*Exercise*. From the line containing "Convert this screenshot" to the last line of the records, please reproduce every line exactly and nothing more.
--- Information given ---
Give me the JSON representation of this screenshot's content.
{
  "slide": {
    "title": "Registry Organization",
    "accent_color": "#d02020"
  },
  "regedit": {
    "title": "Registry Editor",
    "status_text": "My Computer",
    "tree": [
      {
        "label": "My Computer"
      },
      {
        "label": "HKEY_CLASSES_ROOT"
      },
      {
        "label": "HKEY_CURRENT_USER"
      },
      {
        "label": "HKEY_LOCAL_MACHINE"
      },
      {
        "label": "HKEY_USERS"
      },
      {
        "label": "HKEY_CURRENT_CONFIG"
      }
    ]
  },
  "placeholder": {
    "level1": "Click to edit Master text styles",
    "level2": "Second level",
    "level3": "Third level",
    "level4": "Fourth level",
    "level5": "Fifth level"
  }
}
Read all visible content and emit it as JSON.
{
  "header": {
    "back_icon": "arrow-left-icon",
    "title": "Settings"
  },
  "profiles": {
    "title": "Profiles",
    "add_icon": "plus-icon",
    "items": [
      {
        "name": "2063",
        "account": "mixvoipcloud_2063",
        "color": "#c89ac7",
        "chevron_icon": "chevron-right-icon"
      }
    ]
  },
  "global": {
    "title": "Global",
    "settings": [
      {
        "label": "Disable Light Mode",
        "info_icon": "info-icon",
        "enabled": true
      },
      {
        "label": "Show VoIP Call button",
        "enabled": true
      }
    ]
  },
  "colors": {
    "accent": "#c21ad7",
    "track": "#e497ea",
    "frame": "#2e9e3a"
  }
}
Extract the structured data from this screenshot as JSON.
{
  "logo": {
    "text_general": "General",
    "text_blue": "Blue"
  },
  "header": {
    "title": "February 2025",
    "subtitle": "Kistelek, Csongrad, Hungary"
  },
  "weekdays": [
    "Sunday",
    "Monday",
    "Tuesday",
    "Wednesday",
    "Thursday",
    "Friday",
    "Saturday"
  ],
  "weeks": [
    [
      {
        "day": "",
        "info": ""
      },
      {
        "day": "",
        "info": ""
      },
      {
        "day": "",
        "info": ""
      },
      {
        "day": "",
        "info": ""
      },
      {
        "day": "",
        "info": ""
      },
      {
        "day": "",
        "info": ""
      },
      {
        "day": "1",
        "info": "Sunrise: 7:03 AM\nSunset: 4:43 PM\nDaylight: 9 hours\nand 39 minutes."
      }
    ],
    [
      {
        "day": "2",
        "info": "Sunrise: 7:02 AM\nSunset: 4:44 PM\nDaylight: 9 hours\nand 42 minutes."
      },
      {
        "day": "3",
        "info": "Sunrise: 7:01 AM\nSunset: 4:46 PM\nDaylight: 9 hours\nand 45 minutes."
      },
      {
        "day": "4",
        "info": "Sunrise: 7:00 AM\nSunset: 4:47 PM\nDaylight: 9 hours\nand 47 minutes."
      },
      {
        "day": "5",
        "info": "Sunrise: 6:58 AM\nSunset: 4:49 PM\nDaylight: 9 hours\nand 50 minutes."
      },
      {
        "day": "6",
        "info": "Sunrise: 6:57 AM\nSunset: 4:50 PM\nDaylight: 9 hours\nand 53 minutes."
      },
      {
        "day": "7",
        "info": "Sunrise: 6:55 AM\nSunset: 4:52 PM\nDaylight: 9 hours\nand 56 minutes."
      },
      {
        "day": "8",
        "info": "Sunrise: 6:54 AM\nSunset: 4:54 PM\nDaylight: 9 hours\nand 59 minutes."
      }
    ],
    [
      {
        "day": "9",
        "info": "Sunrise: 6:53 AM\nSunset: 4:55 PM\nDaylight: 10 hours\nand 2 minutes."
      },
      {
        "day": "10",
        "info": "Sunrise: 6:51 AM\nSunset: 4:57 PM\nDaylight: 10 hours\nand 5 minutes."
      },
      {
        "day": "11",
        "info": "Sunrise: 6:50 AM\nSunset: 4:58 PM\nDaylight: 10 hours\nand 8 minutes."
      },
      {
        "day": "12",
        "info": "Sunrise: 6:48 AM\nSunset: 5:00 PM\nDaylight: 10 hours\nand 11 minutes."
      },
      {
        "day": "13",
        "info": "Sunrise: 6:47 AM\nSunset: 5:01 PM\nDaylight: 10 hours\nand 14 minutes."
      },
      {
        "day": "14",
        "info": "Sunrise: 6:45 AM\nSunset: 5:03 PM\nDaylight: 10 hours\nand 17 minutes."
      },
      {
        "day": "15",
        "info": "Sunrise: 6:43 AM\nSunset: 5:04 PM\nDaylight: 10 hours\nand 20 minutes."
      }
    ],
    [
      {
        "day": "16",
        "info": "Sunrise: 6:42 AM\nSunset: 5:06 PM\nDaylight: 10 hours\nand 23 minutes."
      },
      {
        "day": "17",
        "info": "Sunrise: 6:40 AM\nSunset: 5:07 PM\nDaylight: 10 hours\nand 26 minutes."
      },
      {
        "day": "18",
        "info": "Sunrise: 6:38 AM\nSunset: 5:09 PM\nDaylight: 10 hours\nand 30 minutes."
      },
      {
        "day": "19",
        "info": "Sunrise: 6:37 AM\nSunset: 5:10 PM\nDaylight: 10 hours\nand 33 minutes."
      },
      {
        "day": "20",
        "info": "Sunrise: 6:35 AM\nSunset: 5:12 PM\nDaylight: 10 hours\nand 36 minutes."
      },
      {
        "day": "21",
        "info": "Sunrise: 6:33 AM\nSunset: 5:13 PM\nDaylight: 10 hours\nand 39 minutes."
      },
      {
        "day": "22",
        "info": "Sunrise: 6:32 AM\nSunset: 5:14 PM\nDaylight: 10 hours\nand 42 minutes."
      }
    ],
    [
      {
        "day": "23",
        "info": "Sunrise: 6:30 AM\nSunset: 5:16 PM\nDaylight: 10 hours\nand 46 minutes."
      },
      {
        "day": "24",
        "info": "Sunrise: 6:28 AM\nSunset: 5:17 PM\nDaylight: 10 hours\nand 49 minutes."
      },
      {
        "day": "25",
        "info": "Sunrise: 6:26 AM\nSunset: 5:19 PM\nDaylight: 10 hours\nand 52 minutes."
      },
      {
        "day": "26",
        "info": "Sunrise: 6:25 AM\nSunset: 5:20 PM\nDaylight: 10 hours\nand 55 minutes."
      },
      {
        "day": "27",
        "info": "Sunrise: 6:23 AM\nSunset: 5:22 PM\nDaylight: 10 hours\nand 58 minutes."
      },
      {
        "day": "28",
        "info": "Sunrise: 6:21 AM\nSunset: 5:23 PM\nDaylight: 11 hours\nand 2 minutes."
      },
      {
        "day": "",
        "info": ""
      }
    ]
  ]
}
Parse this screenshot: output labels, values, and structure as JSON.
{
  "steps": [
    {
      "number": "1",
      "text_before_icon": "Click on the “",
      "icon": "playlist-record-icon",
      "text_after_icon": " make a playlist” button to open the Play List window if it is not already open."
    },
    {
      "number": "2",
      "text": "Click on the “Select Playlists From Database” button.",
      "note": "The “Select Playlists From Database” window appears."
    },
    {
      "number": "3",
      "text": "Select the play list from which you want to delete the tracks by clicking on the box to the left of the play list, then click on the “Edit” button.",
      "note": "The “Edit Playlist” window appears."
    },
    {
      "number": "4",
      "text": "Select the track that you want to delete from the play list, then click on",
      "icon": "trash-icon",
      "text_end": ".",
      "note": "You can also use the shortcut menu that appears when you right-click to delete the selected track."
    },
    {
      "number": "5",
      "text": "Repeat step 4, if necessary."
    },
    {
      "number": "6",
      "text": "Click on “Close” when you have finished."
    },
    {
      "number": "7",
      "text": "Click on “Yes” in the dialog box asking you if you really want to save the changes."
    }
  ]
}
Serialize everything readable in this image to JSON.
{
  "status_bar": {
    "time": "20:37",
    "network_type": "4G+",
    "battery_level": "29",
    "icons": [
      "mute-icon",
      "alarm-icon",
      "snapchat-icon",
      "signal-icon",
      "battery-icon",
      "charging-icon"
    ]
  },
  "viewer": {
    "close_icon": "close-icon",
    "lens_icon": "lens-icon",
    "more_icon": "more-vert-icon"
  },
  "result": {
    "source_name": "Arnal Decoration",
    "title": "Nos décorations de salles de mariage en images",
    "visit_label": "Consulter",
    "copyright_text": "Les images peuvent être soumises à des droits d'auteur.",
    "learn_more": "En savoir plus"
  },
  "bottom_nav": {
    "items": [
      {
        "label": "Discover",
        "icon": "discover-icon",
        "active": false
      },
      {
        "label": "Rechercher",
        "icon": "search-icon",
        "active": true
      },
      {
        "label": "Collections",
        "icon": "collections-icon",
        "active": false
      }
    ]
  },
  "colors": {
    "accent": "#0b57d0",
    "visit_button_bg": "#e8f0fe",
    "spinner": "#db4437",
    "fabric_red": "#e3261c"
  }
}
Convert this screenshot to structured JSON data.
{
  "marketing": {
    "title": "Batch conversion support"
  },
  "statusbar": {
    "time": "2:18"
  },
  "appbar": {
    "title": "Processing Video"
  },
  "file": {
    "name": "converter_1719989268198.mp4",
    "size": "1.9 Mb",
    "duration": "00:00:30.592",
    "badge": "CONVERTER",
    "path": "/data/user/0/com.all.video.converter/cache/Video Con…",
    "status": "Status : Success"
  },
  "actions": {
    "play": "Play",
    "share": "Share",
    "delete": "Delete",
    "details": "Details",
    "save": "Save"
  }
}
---
*Worked solution*.
Convert this screenshot to structured JSON data.
{
  "marketing": {
    "title": "Batch conversion support"
  },
  "statusbar": {
    "time": "2:18"
  },
  "appbar": {
    "title": "Processing Video"
  },
  "file": {
    "name": "converter_1719989268198.mp4",
    "size": "1.9 Mb",
    "duration": "00:00:30.592",
    "badge": "CONVERTER",
    "path": "/data/user/0/com.all.video.converter/cache/Video Con…",
    "status": "Status : Success"
  },
  "actions": {
    "play": "Play",
    "share": "Share",
    "delete": "Delete",
    "details": "Details",
    "save": "Save"
  }
}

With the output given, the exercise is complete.